Now, let's focus on a linear combination of independent Poisson random variables $X$ and $Y$. Let $Z = a X + b Y$. Then, $$ m_Z(t) = \mathbb Ee^{tZ} = \mathbb E e^{t (a X + b Y)} = \mathbb E e^{t(aX)} \mathbb E e^{t (bY)} = m_X(at) m_Y(bt) \>. $$

So, if $X$ has rate $\lambda_x$ and $Y$ has rate $\lambda_y$, we get $$ m_Z(t) = \exp({\lambda_x (e^{at} - 1)}) \exp({\lambda_y (e^{bt} - 1)}) = \exp(\lambda_x e^{at} + \lambda_y e^{bt} - (\lambda_x + \lambda_y))\>, $$ and this cannot, in general, be written in the form $\exp(\lambda(e^t - 1))$ for some $\lambda$ unless $a = b = 1$.

**Inversion of moment-generating functions**

If the moment generating function exists in a neighborhood of zero, then it also exists as a complex-valued function in an infinite strip around zero. This allows inversion by contour integration to come into play in many cases. Indeed, the **Laplace transform** $\mathcal L(s) = \mathbb E e^{-s T}$ of a nonnegative random variable $T$ is a common tool in stochastic-process theory, particularly for analyzing stopping times. Note that $\mathcal L(s) = m_T(-s)$ for real valued $s$. You should prove as an exercise that the Laplace transform *always* exists for $s \geq 0$ for nonnegative random variables.

Inversion can then be accomplished either via the Bromwich integral or the Post inversion formula. A probabilistic interpretation of the latter can be found as an exercise in several classical probability texts.

Though not directly related, you may be interested in the following note as well.

J. H. Curtiss (1942), A note on the theory of moment generating functions,

Ann. Math. Stat., vol. 13, no. 4, pp. 430–433.

The associated theory is more commonly developed for characteristic functions since these are fully general: They exist for *all* distributions without support or moment restrictions.

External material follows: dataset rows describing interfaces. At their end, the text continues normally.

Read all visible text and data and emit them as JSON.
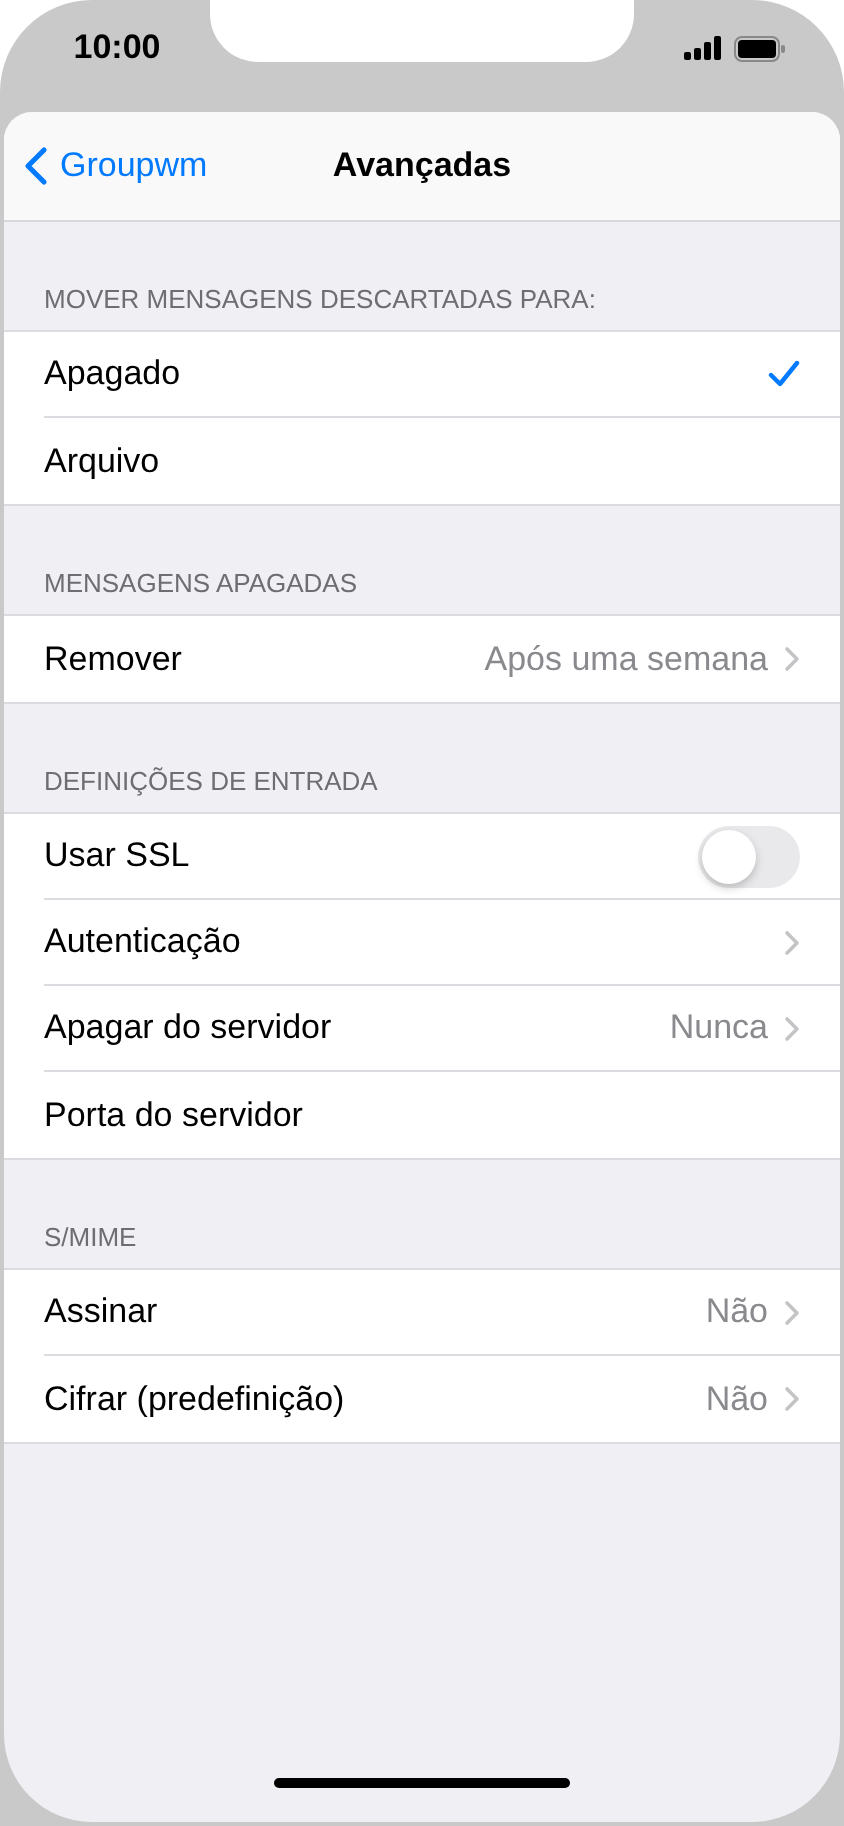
{
  "status_bar": {
    "time": "10:00"
  },
  "nav": {
    "back": "Groupwm",
    "title": "Avançadas"
  },
  "sections": [
    {
      "header": "MOVER MENSAGENS DESCARTADAS PARA:",
      "rows": [
        {
          "kind": "choice",
          "label": "Apagado",
          "selected": true
        },
        {
          "kind": "choice",
          "label": "Arquivo",
          "selected": false
        }
      ]
    },
    {
      "header": "MENSAGENS APAGADAS",
      "rows": [
        {
          "kind": "link",
          "label": "Remover",
          "value": "Após uma semana"
        }
      ]
    },
    {
      "header": "DEFINIÇÕES DE ENTRADA",
      "rows": [
        {
          "kind": "toggle",
          "label": "Usar SSL",
          "on": false
        },
        {
          "kind": "link",
          "label": "Autenticação"
        },
        {
          "kind": "link",
          "label": "Apagar do servidor",
          "value": "Nunca"
        },
        {
          "kind": "plain",
          "label": "Porta do servidor"
        }
      ]
    },
    {
      "header": "S/MIME",
      "rows": [
        {
          "kind": "link",
          "label": "Assinar",
          "value": "Não"
        },
        {
          "kind": "link",
          "label": "Cifrar (predefinição)",
          "value": "Não"
        }
      ]
    }
  ]
}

## Best Answer

As suggested in the comments, you can use

`fitdistr`

, with the density function from`fBasics`

.